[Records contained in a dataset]
Start of Block

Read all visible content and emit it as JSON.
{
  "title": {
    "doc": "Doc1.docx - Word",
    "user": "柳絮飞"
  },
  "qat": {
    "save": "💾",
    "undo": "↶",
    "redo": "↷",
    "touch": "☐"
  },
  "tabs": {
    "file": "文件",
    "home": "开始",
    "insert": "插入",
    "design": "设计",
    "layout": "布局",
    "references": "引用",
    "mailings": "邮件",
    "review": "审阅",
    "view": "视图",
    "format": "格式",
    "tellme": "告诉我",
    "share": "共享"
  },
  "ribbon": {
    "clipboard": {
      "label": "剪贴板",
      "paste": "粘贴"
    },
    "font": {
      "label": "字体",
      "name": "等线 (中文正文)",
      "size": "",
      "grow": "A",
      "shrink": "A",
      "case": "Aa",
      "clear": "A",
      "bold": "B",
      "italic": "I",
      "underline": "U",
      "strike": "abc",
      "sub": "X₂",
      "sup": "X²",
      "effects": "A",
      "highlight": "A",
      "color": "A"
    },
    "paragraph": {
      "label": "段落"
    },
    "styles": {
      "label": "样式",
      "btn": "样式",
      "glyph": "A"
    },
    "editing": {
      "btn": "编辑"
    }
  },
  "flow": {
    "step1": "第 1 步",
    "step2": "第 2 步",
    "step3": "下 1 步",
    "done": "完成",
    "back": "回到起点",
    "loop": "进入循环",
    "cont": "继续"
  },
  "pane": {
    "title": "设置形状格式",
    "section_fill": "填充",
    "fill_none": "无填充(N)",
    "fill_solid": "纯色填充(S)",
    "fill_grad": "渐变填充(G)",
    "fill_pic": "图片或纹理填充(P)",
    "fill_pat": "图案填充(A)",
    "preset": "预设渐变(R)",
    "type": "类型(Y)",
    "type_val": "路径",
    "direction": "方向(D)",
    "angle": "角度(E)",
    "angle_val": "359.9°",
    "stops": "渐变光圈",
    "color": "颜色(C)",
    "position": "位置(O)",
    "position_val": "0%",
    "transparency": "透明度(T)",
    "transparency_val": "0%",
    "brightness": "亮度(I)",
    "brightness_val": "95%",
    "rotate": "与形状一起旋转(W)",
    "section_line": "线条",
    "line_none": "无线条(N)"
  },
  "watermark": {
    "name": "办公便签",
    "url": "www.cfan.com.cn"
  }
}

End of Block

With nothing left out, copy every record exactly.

Read all visible content and emit it as JSON.
{
  "title": {
    "doc": "Doc1.docx - Word",
    "user": "柳絮飞"
  },
  "qat": {
    "save": "💾",
    "undo": "↶",
    "redo": "↷",
    "touch": "☐"
  },
  "tabs": {
    "file": "文件",
    "home": "开始",
    "insert": "插入",
    "design": "设计",
    "layout": "布局",
    "references": "引用",
    "mailings": "邮件",
    "review": "审阅",
    "view": "视图",
    "format": "格式",
    "tellme": "告诉我",
    "share": "共享"
  },
  "ribbon": {
    "clipboard": {
      "label": "剪贴板",
      "paste": "粘贴"
    },
    "font": {
      "label": "字体",
      "name": "等线 (中文正文)",
      "size": "",
      "grow": "A",
      "shrink": "A",
      "case": "Aa",
      "clear": "A",
      "bold": "B",
      "italic": "I",
      "underline": "U",
      "strike": "abc",
      "sub": "X₂",
      "sup": "X²",
      "effects": "A",
      "highlight": "A",
      "color": "A"
    },
    "paragraph": {
      "label": "段落"
    },
    "styles": {
      "label": "样式",
      "btn": "样式",
      "glyph": "A"
    },
    "editing": {
      "btn": "编辑"
    }
  },
  "flow": {
    "step1": "第 1 步",
    "step2": "第 2 步",
    "step3": "下 1 步",
    "done": "完成",
    "back": "回到起点",
    "loop": "进入循环",
    "cont": "继续"
  },
  "pane": {
    "title": "设置形状格式",
    "section_fill": "填充",
    "fill_none": "无填充(N)",
    "fill_solid": "纯色填充(S)",
    "fill_grad": "渐变填充(G)",
    "fill_pic": "图片或纹理填充(P)",
    "fill_pat": "图案填充(A)",
    "preset": "预设渐变(R)",
    "type": "类型(Y)",
    "type_val": "路径",
    "direction": "方向(D)",
    "angle": "角度(E)",
    "angle_val": "359.9°",
    "stops": "渐变光圈",
    "color": "颜色(C)",
    "position": "位置(O)",
    "position_val": "0%",
    "transparency": "透明度(T)",
    "transparency_val": "0%",
    "brightness": "亮度(I)",
    "brightness_val": "95%",
    "rotate": "与形状一起旋转(W)",
    "section_line": "线条",
    "line_none": "无线条(N)"
  },
  "watermark": {
    "name": "办公便签",
    "url": "www.cfan.com.cn"
  }
}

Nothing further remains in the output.